On 01/10/2009, I received a letter from the TGA refusing my FOI request on the grounds that the documents contained information that:
* could adversely effect business (of third parties) if disclosed;
* if disclosed could prejudice the future supply of information from industry.
I have written to relevant government Ministers (Butler and Ludwig) expressing my concern that the TGA had failed to properly balance the public interest for disclosure against commercial interests that support suppression.
This matter is now open for public debate.”
Croakey will send Dr Harvey’s article to the TGA’s media people and ask for a response.
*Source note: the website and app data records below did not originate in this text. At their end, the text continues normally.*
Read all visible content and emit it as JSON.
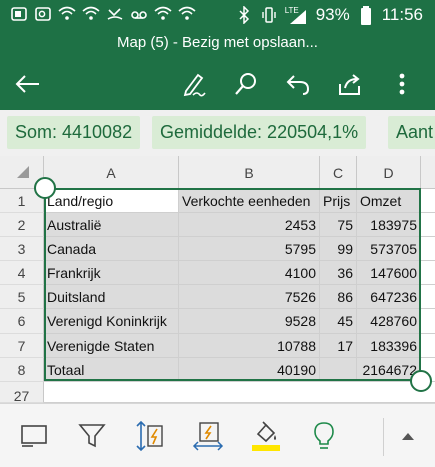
{
  "status_bar": {
    "battery": "93%",
    "time": "11:56",
    "network": "LTE"
  },
  "window_title": "Map (5) - Bezig met opslaan...",
  "toolbar": {
    "icons": [
      "back-arrow-icon",
      "draw-pen-icon",
      "search-icon",
      "undo-icon",
      "share-icon",
      "more-options-icon"
    ]
  },
  "summary": {
    "sum": "Som: 4410082",
    "average": "Gemiddelde: 220504,1%",
    "count": "Aant"
  },
  "sheet": {
    "columns": [
      "A",
      "B",
      "C",
      "D"
    ],
    "rows": [
      {
        "num": "1",
        "cells": [
          "Land/regio",
          "Verkochte eenheden",
          "Prijs",
          "Omzet"
        ]
      },
      {
        "num": "2",
        "cells": [
          "Australië",
          "2453",
          "75",
          "183975"
        ]
      },
      {
        "num": "3",
        "cells": [
          "Canada",
          "5795",
          "99",
          "573705"
        ]
      },
      {
        "num": "4",
        "cells": [
          "Frankrijk",
          "4100",
          "36",
          "147600"
        ]
      },
      {
        "num": "5",
        "cells": [
          "Duitsland",
          "7526",
          "86",
          "647236"
        ]
      },
      {
        "num": "6",
        "cells": [
          "Verenigd Koninkrijk",
          "9528",
          "45",
          "428760"
        ]
      },
      {
        "num": "7",
        "cells": [
          "Verenigde Staten",
          "10788",
          "17",
          "183396"
        ]
      },
      {
        "num": "8",
        "cells": [
          "Totaal",
          "40190",
          "",
          "2164672"
        ]
      }
    ],
    "extra_row": "27"
  },
  "bottom_bar": {
    "icons": [
      "select-table-icon",
      "filter-icon",
      "sort-icon",
      "flash-fill-icon",
      "fill-color-icon",
      "ideas-lightbulb-icon",
      "expand-up-icon"
    ],
    "fill_color": "#ffe600"
  },
  "colors": {
    "brand": "#1e7145",
    "chip_bg": "#d9ecd5",
    "chip_text": "#1e6a3c",
    "selection": "#217346"
  }
}
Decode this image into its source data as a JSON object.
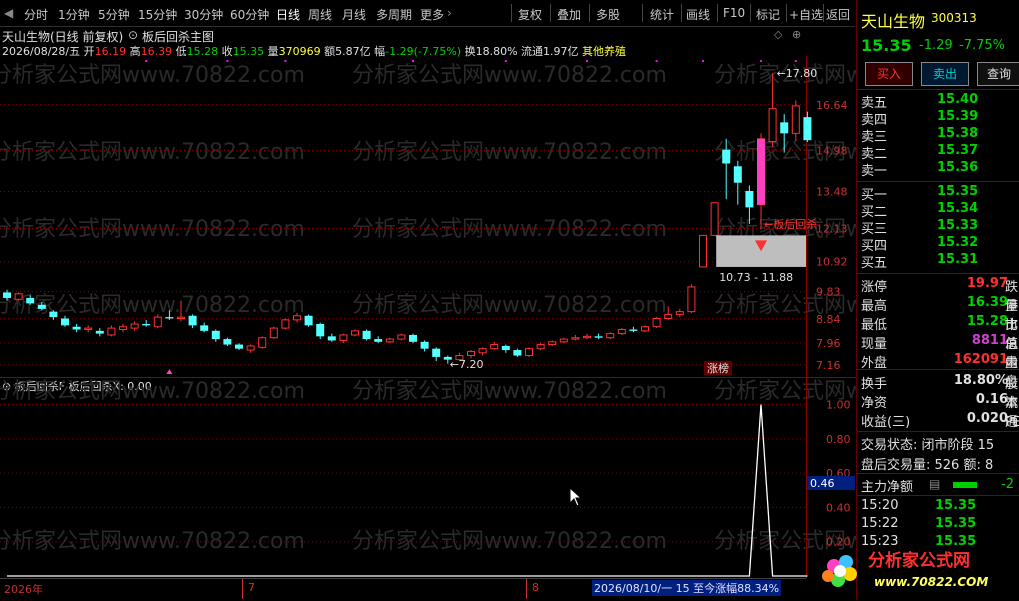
{
  "toolbar": {
    "items": [
      "分时",
      "1分钟",
      "5分钟",
      "15分钟",
      "30分钟",
      "60分钟",
      "日线",
      "周线",
      "月线",
      "多周期",
      "更多"
    ],
    "right_items": [
      "复权",
      "叠加",
      "多股",
      "统计",
      "画线",
      "F10",
      "标记",
      "+自选",
      "返回"
    ]
  },
  "header": {
    "title": "天山生物(日线 前复权)",
    "formula": "板后回杀主图",
    "date": "2026/08/28/五",
    "open_label": "开",
    "open": "16.19",
    "high_label": "高",
    "high": "16.39",
    "low_label": "低",
    "low": "15.28",
    "close_label": "收",
    "close": "15.35",
    "vol_label": "量",
    "vol": "370969",
    "amount_label": "额",
    "amount": "5.87亿",
    "change_label": "幅",
    "change": "-1.29(-7.75%)",
    "turnover_label": "换",
    "turnover": "18.80%",
    "float_label": "流通",
    "float": "1.97亿",
    "industry": "其他养殖"
  },
  "main_axis": [
    "16.64",
    "14.98",
    "13.48",
    "12.13",
    "10.92",
    "9.83",
    "8.84",
    "7.96",
    "7.16"
  ],
  "annotations": {
    "high_mark": "17.80",
    "low_mark": "7.20",
    "range_box": "10.73 - 11.88",
    "signal_text": "板后回杀",
    "zhangbang": "涨榜"
  },
  "indicator": {
    "title": "板后回杀F",
    "value_text": "板后回杀X: 0.00",
    "axis": [
      "1.00",
      "0.80",
      "0.60",
      "0.40",
      "0.20"
    ],
    "cursor_value": "0.46"
  },
  "bottom": {
    "year": "2026年",
    "month7": "7",
    "month8": "8",
    "range_text": "2026/08/10/一 15 至今涨幅88.34%"
  },
  "watermark": "分析家公式网www.70822.com",
  "panel": {
    "name": "天山生物",
    "code": "300313",
    "price": "15.35",
    "change": "-1.29",
    "change_pct": "-7.75%",
    "buy_btn": "买入",
    "sell_btn": "卖出",
    "query_btn": "查询",
    "asks": [
      {
        "label": "卖五",
        "price": "15.40"
      },
      {
        "label": "卖四",
        "price": "15.39"
      },
      {
        "label": "卖三",
        "price": "15.38"
      },
      {
        "label": "卖二",
        "price": "15.37"
      },
      {
        "label": "卖一",
        "price": "15.36"
      }
    ],
    "bids": [
      {
        "label": "买一",
        "price": "15.35"
      },
      {
        "label": "买二",
        "price": "15.34"
      },
      {
        "label": "买三",
        "price": "15.33"
      },
      {
        "label": "买四",
        "price": "15.32"
      },
      {
        "label": "买五",
        "price": "15.31"
      }
    ],
    "stats": [
      {
        "label": "涨停",
        "value": "19.97",
        "cut": "跌停",
        "color": "#ff3030"
      },
      {
        "label": "最高",
        "value": "16.39",
        "cut": "量比",
        "color": "#00d000"
      },
      {
        "label": "最低",
        "value": "15.28",
        "cut": "市值",
        "color": "#00d000"
      },
      {
        "label": "现量",
        "value": "8811",
        "cut": "总量",
        "color": "#d040d0"
      },
      {
        "label": "外盘",
        "value": "162091",
        "cut": "内盘",
        "color": "#ff3030"
      }
    ],
    "stats2": [
      {
        "label": "换手",
        "value": "18.80%",
        "cut": "股本",
        "color": "#e0e0e0"
      },
      {
        "label": "净资",
        "value": "0.16",
        "cut": "流通",
        "color": "#e0e0e0"
      },
      {
        "label": "收益(三)",
        "value": "0.020",
        "cut": "PE(动",
        "color": "#e0e0e0"
      }
    ],
    "trade_state": "交易状态: 闭市阶段 15",
    "after_vol": "盘后交易量: 526  额: 8",
    "main_net_label": "主力净额",
    "main_net_value": "-2",
    "ticks": [
      {
        "time": "15:20",
        "price": "15.35"
      },
      {
        "time": "15:22",
        "price": "15.35"
      },
      {
        "time": "15:23",
        "price": "15.35"
      }
    ]
  },
  "logo": {
    "cn": "分析家公式网",
    "url": "www.70822.COM"
  },
  "colors": {
    "up": "#ff3030",
    "down": "#54ffff",
    "green": "#00d000",
    "grid": "#8b0000",
    "magenta": "#ff00ff"
  },
  "chart_data": {
    "type": "candlestick",
    "candles": [
      {
        "o": 9.8,
        "c": 9.6,
        "h": 9.9,
        "l": 9.5
      },
      {
        "o": 9.55,
        "c": 9.75,
        "h": 9.8,
        "l": 9.5
      },
      {
        "o": 9.6,
        "c": 9.4,
        "h": 9.7,
        "l": 9.35
      },
      {
        "o": 9.35,
        "c": 9.2,
        "h": 9.45,
        "l": 9.15
      },
      {
        "o": 9.1,
        "c": 8.9,
        "h": 9.15,
        "l": 8.8
      },
      {
        "o": 8.85,
        "c": 8.6,
        "h": 8.95,
        "l": 8.55
      },
      {
        "o": 8.55,
        "c": 8.45,
        "h": 8.65,
        "l": 8.35
      },
      {
        "o": 8.45,
        "c": 8.5,
        "h": 8.6,
        "l": 8.35
      },
      {
        "o": 8.4,
        "c": 8.3,
        "h": 8.5,
        "l": 8.2
      },
      {
        "o": 8.25,
        "c": 8.5,
        "h": 8.6,
        "l": 8.2
      },
      {
        "o": 8.45,
        "c": 8.55,
        "h": 8.65,
        "l": 8.35
      },
      {
        "o": 8.5,
        "c": 8.65,
        "h": 8.75,
        "l": 8.4
      },
      {
        "o": 8.65,
        "c": 8.6,
        "h": 8.8,
        "l": 8.55
      },
      {
        "o": 8.55,
        "c": 8.9,
        "h": 9.0,
        "l": 8.5
      },
      {
        "o": 8.9,
        "c": 8.85,
        "h": 9.15,
        "l": 8.8
      },
      {
        "o": 8.85,
        "c": 8.9,
        "h": 9.5,
        "l": 8.75
      },
      {
        "o": 8.95,
        "c": 8.6,
        "h": 9.0,
        "l": 8.5
      },
      {
        "o": 8.6,
        "c": 8.4,
        "h": 8.7,
        "l": 8.35
      },
      {
        "o": 8.4,
        "c": 8.1,
        "h": 8.45,
        "l": 8.0
      },
      {
        "o": 8.1,
        "c": 7.9,
        "h": 8.15,
        "l": 7.85
      },
      {
        "o": 7.9,
        "c": 7.75,
        "h": 7.95,
        "l": 7.7
      },
      {
        "o": 7.7,
        "c": 7.85,
        "h": 7.9,
        "l": 7.6
      },
      {
        "o": 7.8,
        "c": 8.15,
        "h": 8.2,
        "l": 7.75
      },
      {
        "o": 8.15,
        "c": 8.5,
        "h": 8.55,
        "l": 8.1
      },
      {
        "o": 8.5,
        "c": 8.8,
        "h": 8.85,
        "l": 8.45
      },
      {
        "o": 8.8,
        "c": 8.95,
        "h": 9.05,
        "l": 8.7
      },
      {
        "o": 8.95,
        "c": 8.6,
        "h": 9.0,
        "l": 8.55
      },
      {
        "o": 8.65,
        "c": 8.2,
        "h": 8.7,
        "l": 8.1
      },
      {
        "o": 8.2,
        "c": 8.05,
        "h": 8.3,
        "l": 8.0
      },
      {
        "o": 8.05,
        "c": 8.25,
        "h": 8.3,
        "l": 7.95
      },
      {
        "o": 8.25,
        "c": 8.4,
        "h": 8.45,
        "l": 8.2
      },
      {
        "o": 8.4,
        "c": 8.1,
        "h": 8.45,
        "l": 8.05
      },
      {
        "o": 8.1,
        "c": 8.0,
        "h": 8.2,
        "l": 7.95
      },
      {
        "o": 8.0,
        "c": 8.1,
        "h": 8.15,
        "l": 7.95
      },
      {
        "o": 8.1,
        "c": 8.25,
        "h": 8.3,
        "l": 8.05
      },
      {
        "o": 8.25,
        "c": 8.0,
        "h": 8.3,
        "l": 7.95
      },
      {
        "o": 8.0,
        "c": 7.75,
        "h": 8.05,
        "l": 7.65
      },
      {
        "o": 7.75,
        "c": 7.45,
        "h": 7.8,
        "l": 7.3
      },
      {
        "o": 7.45,
        "c": 7.35,
        "h": 7.5,
        "l": 7.2
      },
      {
        "o": 7.35,
        "c": 7.5,
        "h": 7.6,
        "l": 7.3
      },
      {
        "o": 7.5,
        "c": 7.65,
        "h": 7.7,
        "l": 7.4
      },
      {
        "o": 7.6,
        "c": 7.75,
        "h": 7.8,
        "l": 7.5
      },
      {
        "o": 7.75,
        "c": 7.9,
        "h": 8.0,
        "l": 7.7
      },
      {
        "o": 7.85,
        "c": 7.7,
        "h": 7.9,
        "l": 7.6
      },
      {
        "o": 7.7,
        "c": 7.5,
        "h": 7.75,
        "l": 7.45
      },
      {
        "o": 7.5,
        "c": 7.75,
        "h": 7.8,
        "l": 7.45
      },
      {
        "o": 7.75,
        "c": 7.9,
        "h": 7.95,
        "l": 7.7
      },
      {
        "o": 7.9,
        "c": 8.0,
        "h": 8.05,
        "l": 7.85
      },
      {
        "o": 8.0,
        "c": 8.1,
        "h": 8.15,
        "l": 7.95
      },
      {
        "o": 8.1,
        "c": 8.15,
        "h": 8.25,
        "l": 8.05
      },
      {
        "o": 8.15,
        "c": 8.2,
        "h": 8.3,
        "l": 8.1
      },
      {
        "o": 8.2,
        "c": 8.15,
        "h": 8.3,
        "l": 8.1
      },
      {
        "o": 8.15,
        "c": 8.3,
        "h": 8.35,
        "l": 8.1
      },
      {
        "o": 8.3,
        "c": 8.45,
        "h": 8.5,
        "l": 8.25
      },
      {
        "o": 8.45,
        "c": 8.4,
        "h": 8.55,
        "l": 8.35
      },
      {
        "o": 8.4,
        "c": 8.55,
        "h": 8.6,
        "l": 8.35
      },
      {
        "o": 8.55,
        "c": 8.85,
        "h": 8.9,
        "l": 8.5
      },
      {
        "o": 8.85,
        "c": 9.0,
        "h": 9.3,
        "l": 8.8
      },
      {
        "o": 9.0,
        "c": 9.1,
        "h": 9.2,
        "l": 8.9
      },
      {
        "o": 9.1,
        "c": 10.0,
        "h": 10.1,
        "l": 9.05
      },
      {
        "o": 10.73,
        "c": 11.88,
        "h": 11.88,
        "l": 10.73
      },
      {
        "o": 11.88,
        "c": 13.07,
        "h": 13.07,
        "l": 11.88
      },
      {
        "o": 15.0,
        "c": 14.5,
        "h": 15.4,
        "l": 13.2
      },
      {
        "o": 14.4,
        "c": 13.8,
        "h": 14.6,
        "l": 13.0
      },
      {
        "o": 13.5,
        "c": 12.9,
        "h": 13.7,
        "l": 12.3
      },
      {
        "o": 13.0,
        "c": 15.4,
        "h": 15.6,
        "l": 12.1
      },
      {
        "o": 15.3,
        "c": 16.5,
        "h": 17.8,
        "l": 15.1
      },
      {
        "o": 16.0,
        "c": 15.6,
        "h": 16.3,
        "l": 14.9
      },
      {
        "o": 15.6,
        "c": 16.6,
        "h": 16.8,
        "l": 15.3
      },
      {
        "o": 16.19,
        "c": 15.35,
        "h": 16.39,
        "l": 15.28
      }
    ],
    "ylim": [
      6.9,
      18.2
    ],
    "indicator_values": [
      0,
      0,
      0,
      0,
      0,
      0,
      0,
      0,
      0,
      0,
      0,
      0,
      0,
      0,
      0,
      0,
      0,
      0,
      0,
      0,
      0,
      0,
      0,
      0,
      0,
      0,
      0,
      0,
      0,
      0,
      0,
      0,
      0,
      0,
      0,
      0,
      0,
      0,
      0,
      0,
      0,
      0,
      0,
      0,
      0,
      0,
      0,
      0,
      0,
      0,
      0,
      0,
      0,
      0,
      0,
      0,
      0,
      0,
      0,
      0,
      0,
      0,
      0,
      0,
      0,
      1,
      0,
      0,
      0,
      0
    ],
    "indicator_ylim": [
      0,
      1.05
    ]
  }
}
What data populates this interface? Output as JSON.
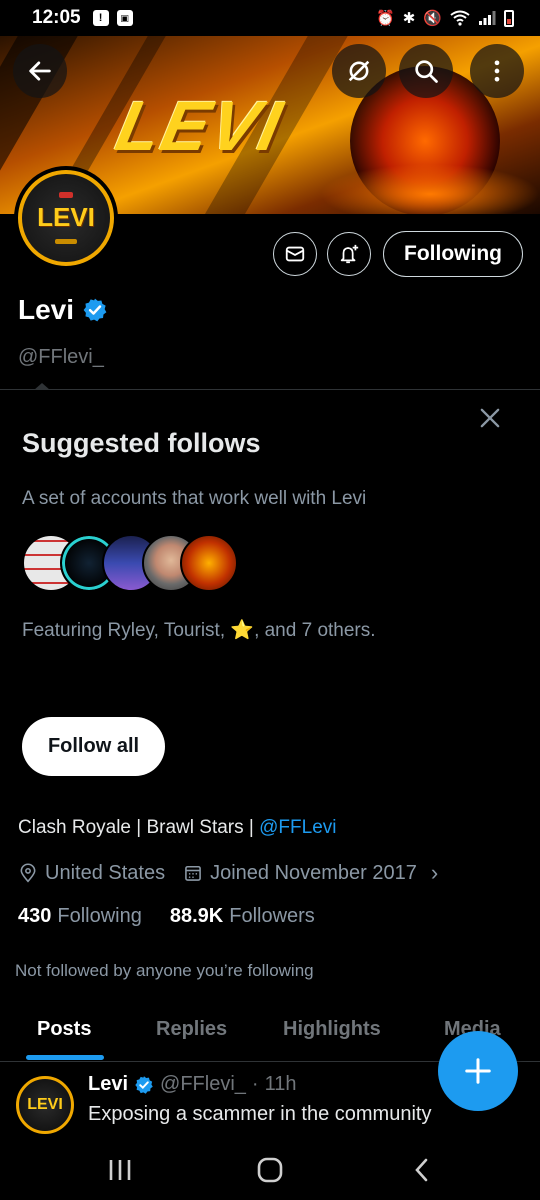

We will keep you posted.
Update…and here it is:
From a spokeswoman for the TGA:
“It is important to note first that the TGA has been provided with no evidence of significant safety matters related to Ginkgo products by Dr Harvey.
While presented as a consumer interest matter, this issue appears to have been raised to allow certain companies to attempt to gain a commercial advantage by claiming other products are not meeting standards that are not
actually part of Australian regulatory requirements.
The reasons the TGA is not releasing the information requested under FOI to Dr Harvey include the facts that:
1) no products breached applicable Australian standards at the time of testing,
2) exemptions apply under the FOI Act that exclude the documents from release as there is the potential for damage to occur to the legitimate interests of third parties, and
3) to release the information to Dr Harvey may be detrimental to the public interest by discouraging future cooperation with TGA testing programs aimed at raising standards of therapeutic products available to the Australian people.
The TGA has released information on its website about Ginkgo and TGA’s ongoing work on this issue.
In order to ensure that the Australian public continues to have access to the highest quality Ginkgo products the TGA is working with its expert scientific advisory committees to clarify appropriate Australian requirements for the composition of Ginkgo products so that there is no ongoing confusion about this matter.”